search for my other hostas here
Light the Match (Now available at Green Hill Hostas )
Blue Jeans Bling
Let’s add more color to the hosta garden.
When Bob Solberg introduced First Blush to the hosta world, he gave hybridizers a new set of genes to play with. Bob explained to me what he knew about blushing, then I did a deep dive into the science on what is commonly known about the mechanism driving it in plants and fruit. Although a good deal of research is being done by scientists in other plants, many theories have yet to be peer reviewed. Some research has been done specific to hosta anthocyanin–a blue, violet or red pigment found in plants–but a lot is still unknown. For one thing, very few hosta have the anthocyanin pigment in the leaf, although it is present in some hybrids and species in the petiole, scape and flower.
More work needs to be done in research and hybridizing. That is the challenge I wanted to take on. I’ve been able to isolate and enhance the blushing trait. With each generation, new colors and leaf shapes emerge. It’s an exciting time to be able to add new colors to the hosta garden.
Blushing in hosta is about accenting your garden space as a whole.
Blushers are the perfect accent to the blues, yellows, greens and variegated hosta we already love in our gardens. My education is in fine art, so to me, blushers are another addition to our garden palettes. As in a good painting, blushing hosta will add depth and visual texture.
It has never occurred to me that blushers wouldn’t be used as an accent to the blues, yellows, greens and variegated hosta we already have or are going to have. Like a painting where only brown was used.
We love hosta because they are a tough versatile perennial, but mostly for its vast quantity of colors, sizes and shapes. Let’s use blushing as a new color to accent other hosta–even as a temporary showstopper. Above all, let’s use it as one part of the whole garden space.
What is blushing? How long does it last?
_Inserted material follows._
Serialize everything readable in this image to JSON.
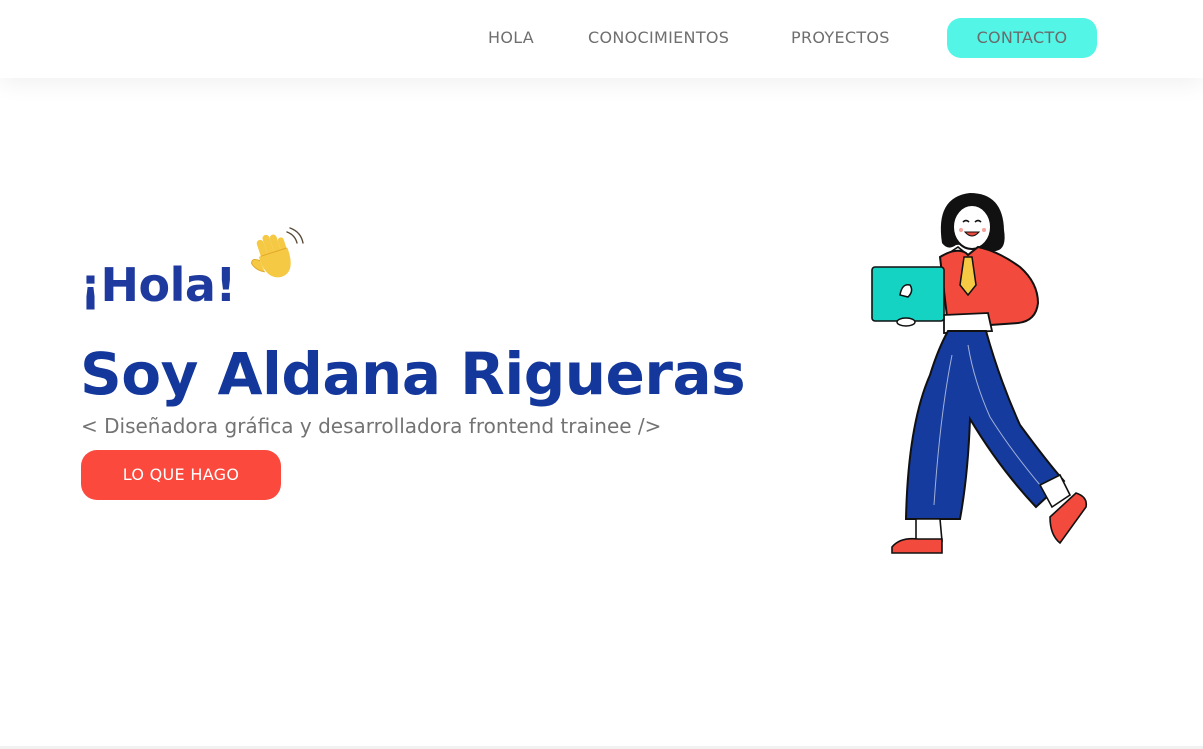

My goal as a hosta hybridizer is to make blushing last longer.
The driving mechanism behind blushing is a pigment called anthocyanin. Blushing in plants is a defense mechanism in the leaf, primarily as the leaf emerges. It acts as a sunscreen to protect against sun scald. It is also most prevalent in cold conditions. But the trait can be fleeting because anthocyanin is a volatile molecule that can dissolve in hot conditions and be absorbed back into the leaf. Some of blushing’s staying power depends on a plant’s individual genetics. Certain plant genes control how fast emerging tissue matures, telling leaf cells it wants more light and it’s safe to end the shading process and enhance photosynthesis. It’s a balance each plant has with its surrounding environment.
Blushing often will look freshest in spring and turns colors as it deteriorates. New flushes of growth and blushing can occur throughout the growing phase. Reblushing also can reemerge in the cooler days of fall as protection for leaf tissue. It’s all based on each plant’s unique DNA.